Where a line of the records contains the word "JSON", show that line.

[Records supplied — start]

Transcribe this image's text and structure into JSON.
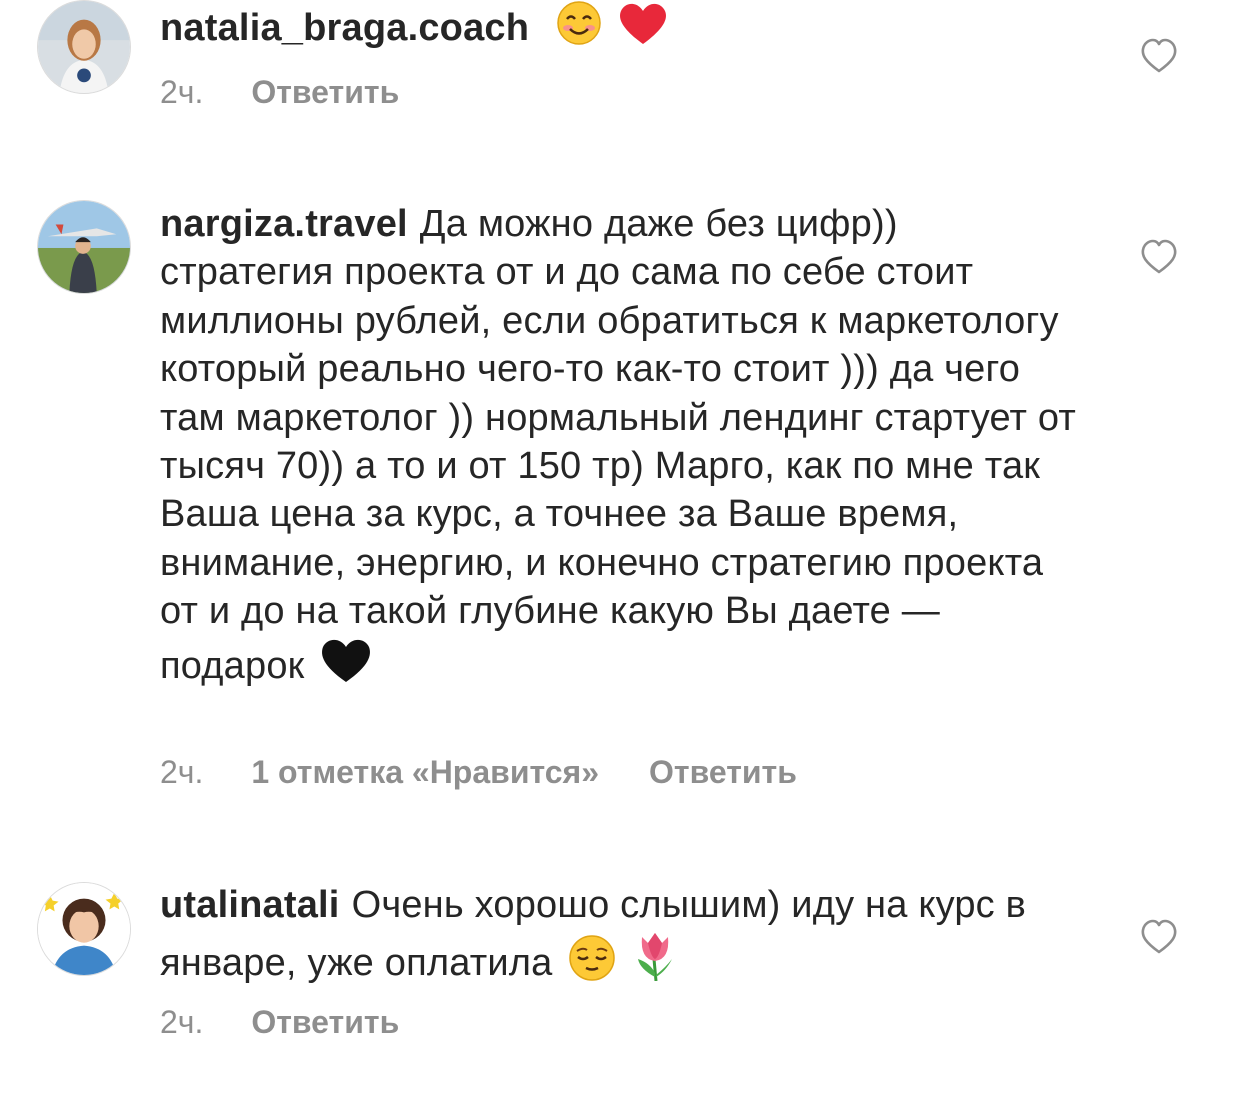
{
  "comments": [
    {
      "username": "natalia_braga.coach",
      "text": "",
      "emojis": [
        "smiling-face-emoji",
        "red-heart-emoji"
      ],
      "time": "2ч.",
      "likes": "",
      "reply_label": "Ответить"
    },
    {
      "username": "nargiza.travel",
      "text": "Да можно даже без цифр)) стратегия проекта от и до сама по себе стоит миллионы рублей, если обратиться к маркетологу который реально чего-то как-то стоит ))) да чего там маркетолог )) нормальный лендинг стартует от тысяч 70)) а то и от 150 тр) Марго,  как по мне так Ваша цена за курс, а точнее за Ваше время, внимание, энергию, и конечно стратегию проекта от и до на такой глубине какую Вы даете — подарок",
      "emojis": [
        "black-heart-emoji"
      ],
      "time": "2ч.",
      "likes": "1 отметка «Нравится»",
      "reply_label": "Ответить"
    },
    {
      "username": "utalinatali",
      "text": "Очень хорошо слышим) иду на курс в январе, уже оплатила",
      "emojis": [
        "relieved-face-emoji",
        "tulip-emoji"
      ],
      "time": "2ч.",
      "likes": "",
      "reply_label": "Ответить"
    }
  ],
  "colors": {
    "text": "#262626",
    "meta": "#8e8e8e",
    "heart_outline": "#8e8e8e"
  }
}
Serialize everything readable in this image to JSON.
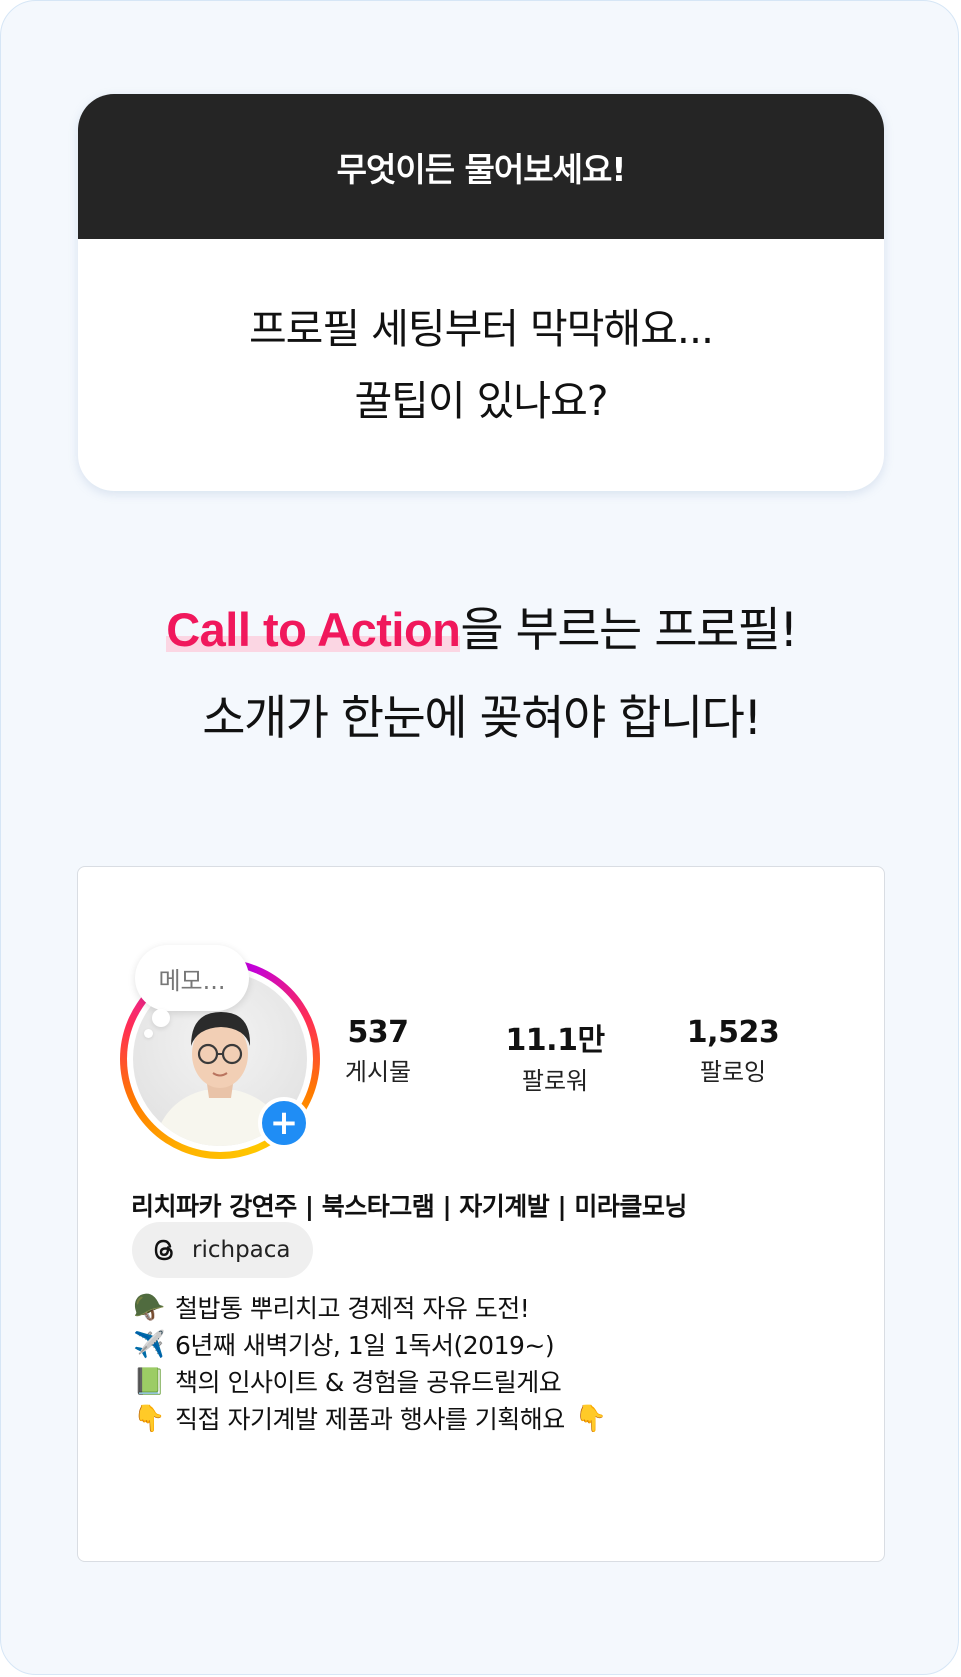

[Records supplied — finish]

• _Expected output_:
Transcribe this image's text and structure into JSON.
Serialize everything readable in this image to JSON.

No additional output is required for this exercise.